Yellow-Orange, Orange-Red, Red-Violet, Violet-Blue, Blue-Green, and Green-Yellow. 

Fun fact. Each of the tertiary colors are a marriage between one primary and one secondary!

Now you can at least identify the colors on the color wheel! The tricky part is to learn the relationship these colors have with each other. Two ways we use this in makeup is to perfect skin (using neutralizing colors) and making eyes "pop" (using complementary colors). 


Complementary Colors

If you want a certain color to stand out, you surround it with a "complementary color" which is the color directly opposite on the color wheel. Also notice, cool tones are always opposite warm ones.






For example: If someone sits in my chair and tells me they really like the green in their beautiful hazel eyes, I go for the plummy/wine tones for their eye shadow. If they would love to make the blue really come out in photos I go for the orange tones such as copper and bronze. 


Neautralizing Colors

This is how makeup artists get your skin to behave! We don't just keep adding layers of makeup until it fades away, we color correct. By finding those same opposite colors on the color wheel and layering them, we neutralize what we want to hide. 

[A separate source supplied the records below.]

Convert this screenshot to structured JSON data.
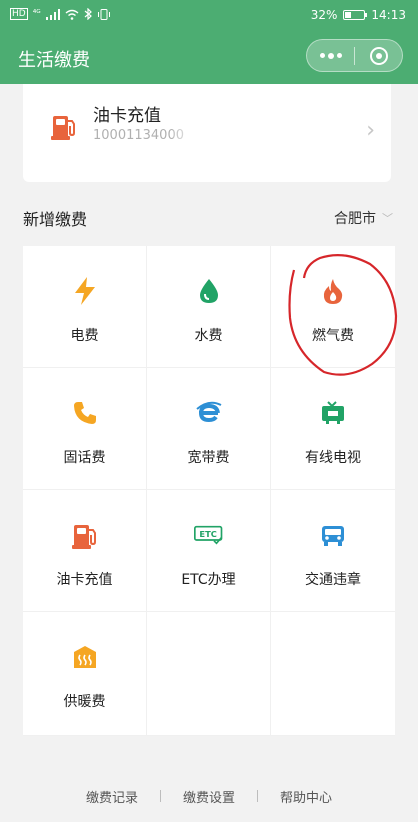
{
  "status_bar": {
    "left_icons": [
      "hd-icon",
      "signal-4g-icon",
      "signal-bars-icon",
      "wifi-icon",
      "bluetooth-icon",
      "vibrate-icon"
    ],
    "battery": "32%",
    "time": "14:13"
  },
  "navbar": {
    "title": "生活缴费",
    "bg_color": "#4cad72"
  },
  "oil_card": {
    "title": "油卡充值",
    "number": "10001134000"
  },
  "section": {
    "title": "新增缴费",
    "city": "合肥市"
  },
  "services": [
    {
      "label": "电费",
      "icon": "lightning-icon",
      "color": "#f5a623"
    },
    {
      "label": "水费",
      "icon": "water-drop-icon",
      "color": "#21a366"
    },
    {
      "label": "燃气费",
      "icon": "flame-icon",
      "color": "#e8643c"
    },
    {
      "label": "固话费",
      "icon": "phone-icon",
      "color": "#f5a623"
    },
    {
      "label": "宽带费",
      "icon": "broadband-e-icon",
      "color": "#2d8fd5"
    },
    {
      "label": "有线电视",
      "icon": "tv-icon",
      "color": "#21a366"
    },
    {
      "label": "油卡充值",
      "icon": "fuel-pump-icon",
      "color": "#e8643c"
    },
    {
      "label": "ETC办理",
      "icon": "etc-icon",
      "color": "#21a366"
    },
    {
      "label": "交通违章",
      "icon": "car-icon",
      "color": "#2d8fd5"
    },
    {
      "label": "供暖费",
      "icon": "heating-icon",
      "color": "#f5a623"
    }
  ],
  "footer": {
    "links": [
      "缴费记录",
      "缴费设置",
      "帮助中心"
    ]
  },
  "annotation_color": "#d6262a"
}
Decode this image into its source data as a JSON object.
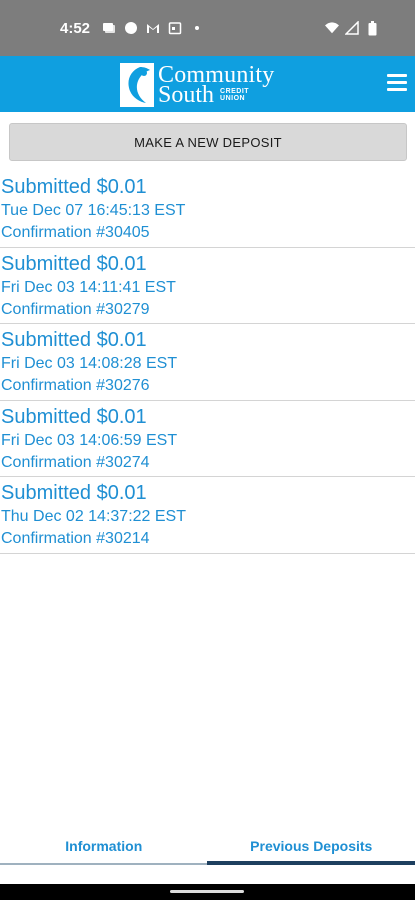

Example: If during skin prep I notice a little irritation (yay pimples) I color correct with a green toned concealer before moving on to the foundation. If someone has dark under eye circles a little peach/salmon concealer (well blended!) before the skin toned concealer is applied does wonders.

Color correction = neutralizing the colors you don't want. 


What do you think? Make any sense? I'd love to hear your thoughts, so feel free to email me or comment below! 

Much love, 
~Elizabeth Marie